Web page and app entries:
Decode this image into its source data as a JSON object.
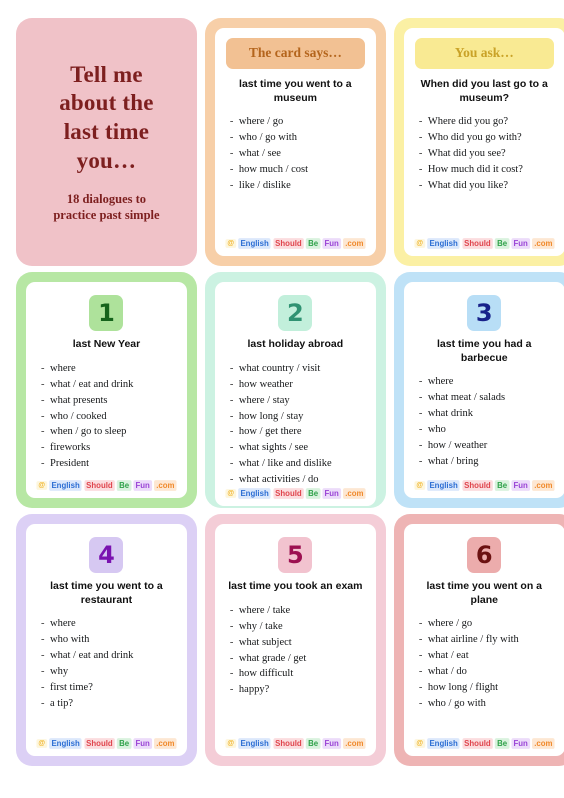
{
  "title_card": {
    "main_line1": "Tell me",
    "main_line2": "about the",
    "main_line3": "last time",
    "main_line4": "you…",
    "subtitle_line1": "18 dialogues to",
    "subtitle_line2": "practice past simple",
    "bg": "#f0c2c8",
    "text_color": "#7d1f1f"
  },
  "logo": {
    "at": "@",
    "english": "English",
    "should": "Should",
    "be": "Be",
    "fun": "Fun",
    "com": ".com"
  },
  "cards": [
    {
      "kind": "example",
      "pill_label": "The card says…",
      "heading": "last time you went to a museum",
      "items": [
        "where / go",
        "who / go with",
        "what / see",
        "how much / cost",
        "like / dislike"
      ],
      "bg": "#f7cfa8",
      "pill_bg": "#f2c193",
      "pill_text": "#b4651d"
    },
    {
      "kind": "example",
      "pill_label": "You ask…",
      "heading": "When did you last go to a museum?",
      "items": [
        "Where did you go?",
        "Who did you go with?",
        "What did you see?",
        "How much did it cost?",
        "What did you like?"
      ],
      "bg": "#fbf0a4",
      "pill_bg": "#f9ea93",
      "pill_text": "#c9a227"
    },
    {
      "kind": "numbered",
      "number": "1",
      "heading": "last New Year",
      "items": [
        "where",
        "what / eat and drink",
        "what presents",
        "who / cooked",
        "when / go to sleep",
        "fireworks",
        "President"
      ],
      "bg": "#b7e7a4",
      "badge_bg": "#aee29b",
      "badge_text": "#15631b"
    },
    {
      "kind": "numbered",
      "number": "2",
      "heading": "last holiday abroad",
      "items": [
        "what country / visit",
        "how weather",
        "where / stay",
        "how long / stay",
        "how / get there",
        "what sights / see",
        "what / like and dislike",
        "what activities / do"
      ],
      "bg": "#ccf2e2",
      "badge_bg": "#c2efdb",
      "badge_text": "#2f9272"
    },
    {
      "kind": "numbered",
      "number": "3",
      "heading": "last time you had a barbecue",
      "items": [
        "where",
        "what meat / salads",
        "what drink",
        "who",
        "how / weather",
        "what / bring"
      ],
      "bg": "#bfe2f7",
      "badge_bg": "#b8def6",
      "badge_text": "#17218a"
    },
    {
      "kind": "numbered",
      "number": "4",
      "heading": "last time you went to a restaurant",
      "items": [
        "where",
        "who with",
        "what / eat and drink",
        "why",
        "first time?",
        "a tip?"
      ],
      "bg": "#dcd0f5",
      "badge_bg": "#d6c8f2",
      "badge_text": "#7a12b0"
    },
    {
      "kind": "numbered",
      "number": "5",
      "heading": "last time you took an exam",
      "items": [
        "where / take",
        "why / take",
        "what subject",
        "what grade / get",
        "how difficult",
        "happy?"
      ],
      "bg": "#f4cdd7",
      "badge_bg": "#f2c3cf",
      "badge_text": "#9c1050"
    },
    {
      "kind": "numbered",
      "number": "6",
      "heading": "last time you went on a plane",
      "items": [
        "where / go",
        "what airline / fly with",
        "what / eat",
        "what / do",
        "how long / flight",
        "who / go with"
      ],
      "bg": "#eeb4b4",
      "badge_bg": "#ecacac",
      "badge_text": "#6b1111"
    }
  ]
}
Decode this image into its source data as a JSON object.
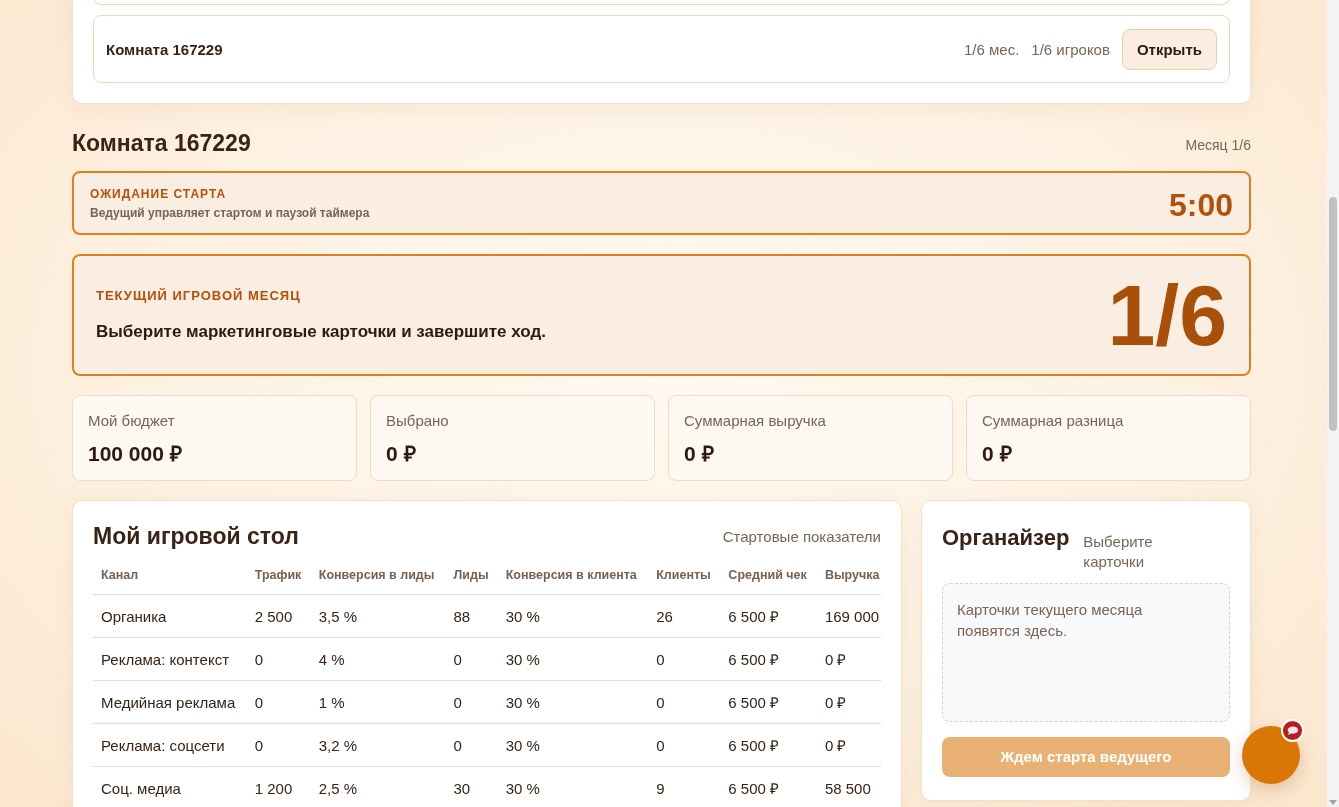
{
  "rooms_panel": {
    "rooms": [
      {
        "name": "Комната 167229",
        "month": "1/6 мес.",
        "players": "1/6 игроков",
        "action": "Открыть"
      }
    ]
  },
  "room": {
    "title": "Комната 167229",
    "month_label": "Месяц 1/6"
  },
  "timer": {
    "status": "ОЖИДАНИЕ СТАРТА",
    "note": "Ведущий управляет стартом и паузой таймера",
    "time": "5:00"
  },
  "current_month": {
    "label": "ТЕКУЩИЙ ИГРОВОЙ МЕСЯЦ",
    "instruction": "Выберите маркетинговые карточки и завершите ход.",
    "value": "1/6"
  },
  "stats": [
    {
      "label": "Мой бюджет",
      "value": "100 000 ₽"
    },
    {
      "label": "Выбрано",
      "value": "0 ₽"
    },
    {
      "label": "Суммарная выручка",
      "value": "0 ₽"
    },
    {
      "label": "Суммарная разница",
      "value": "0 ₽"
    }
  ],
  "game_table": {
    "title": "Мой игровой стол",
    "subtitle": "Стартовые показатели",
    "columns": [
      "Канал",
      "Трафик",
      "Конверсия в лиды",
      "Лиды",
      "Конверсия в клиента",
      "Клиенты",
      "Средний чек",
      "Выручка"
    ],
    "rows": [
      [
        "Органика",
        "2 500",
        "3,5 %",
        "88",
        "30 %",
        "26",
        "6 500 ₽",
        "169 000"
      ],
      [
        "Реклама: контекст",
        "0",
        "4 %",
        "0",
        "30 %",
        "0",
        "6 500 ₽",
        "0 ₽"
      ],
      [
        "Медийная реклама",
        "0",
        "1 %",
        "0",
        "30 %",
        "0",
        "6 500 ₽",
        "0 ₽"
      ],
      [
        "Реклама: соцсети",
        "0",
        "3,2 %",
        "0",
        "30 %",
        "0",
        "6 500 ₽",
        "0 ₽"
      ],
      [
        "Соц. медиа",
        "1 200",
        "2,5 %",
        "30",
        "30 %",
        "9",
        "6 500 ₽",
        "58 500"
      ]
    ]
  },
  "organizer": {
    "title": "Органайзер",
    "hint": "Выберите карточки",
    "empty_text": "Карточки текущего месяца появятся здесь.",
    "button": {
      "label": "Ждем старта ведущего",
      "disabled": true
    }
  },
  "chat": {
    "unread": true
  }
}
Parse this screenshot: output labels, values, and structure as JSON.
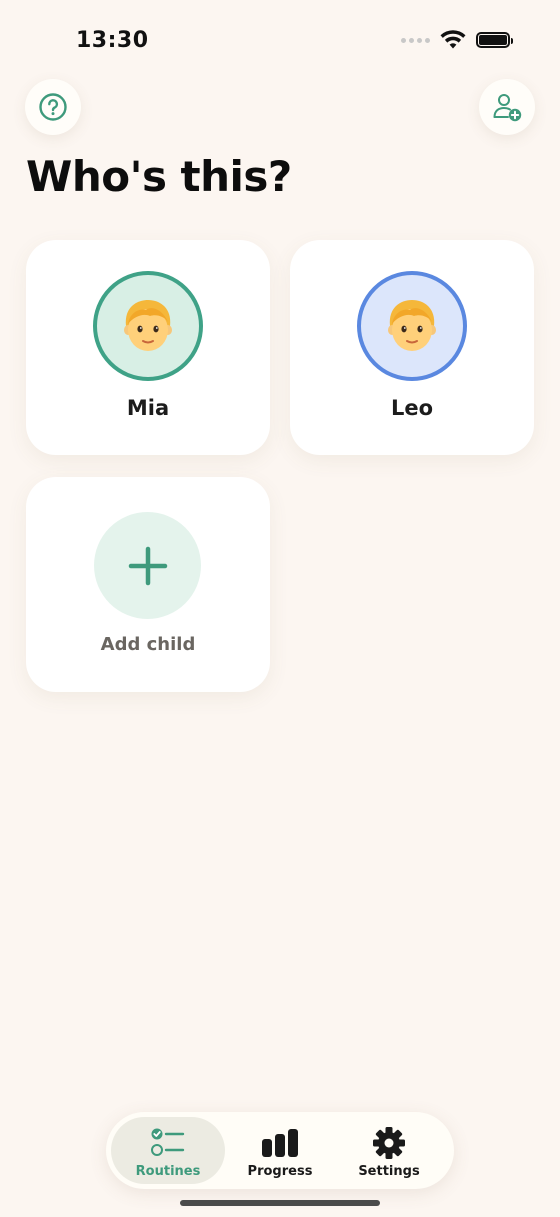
{
  "status_bar": {
    "time": "13:30"
  },
  "header": {
    "title": "Who's this?"
  },
  "children": [
    {
      "name": "Mia",
      "ring_color": "#3fa287",
      "bg_color": "#d8efe5"
    },
    {
      "name": "Leo",
      "ring_color": "#5a88e0",
      "bg_color": "#dce6fb"
    }
  ],
  "add_child": {
    "label": "Add child"
  },
  "tab_bar": {
    "tabs": [
      {
        "label": "Routines",
        "icon": "routines-icon",
        "selected": true
      },
      {
        "label": "Progress",
        "icon": "progress-icon",
        "selected": false
      },
      {
        "label": "Settings",
        "icon": "settings-icon",
        "selected": false
      }
    ]
  },
  "colors": {
    "accent": "#3e9a7c",
    "background": "#fcf6f1",
    "card": "#ffffff"
  }
}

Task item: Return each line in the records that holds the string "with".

Expected output:
        "who / go with",
        "Who did you go with?",
        "who with",
        "what airline / fly with",
        "who / go with"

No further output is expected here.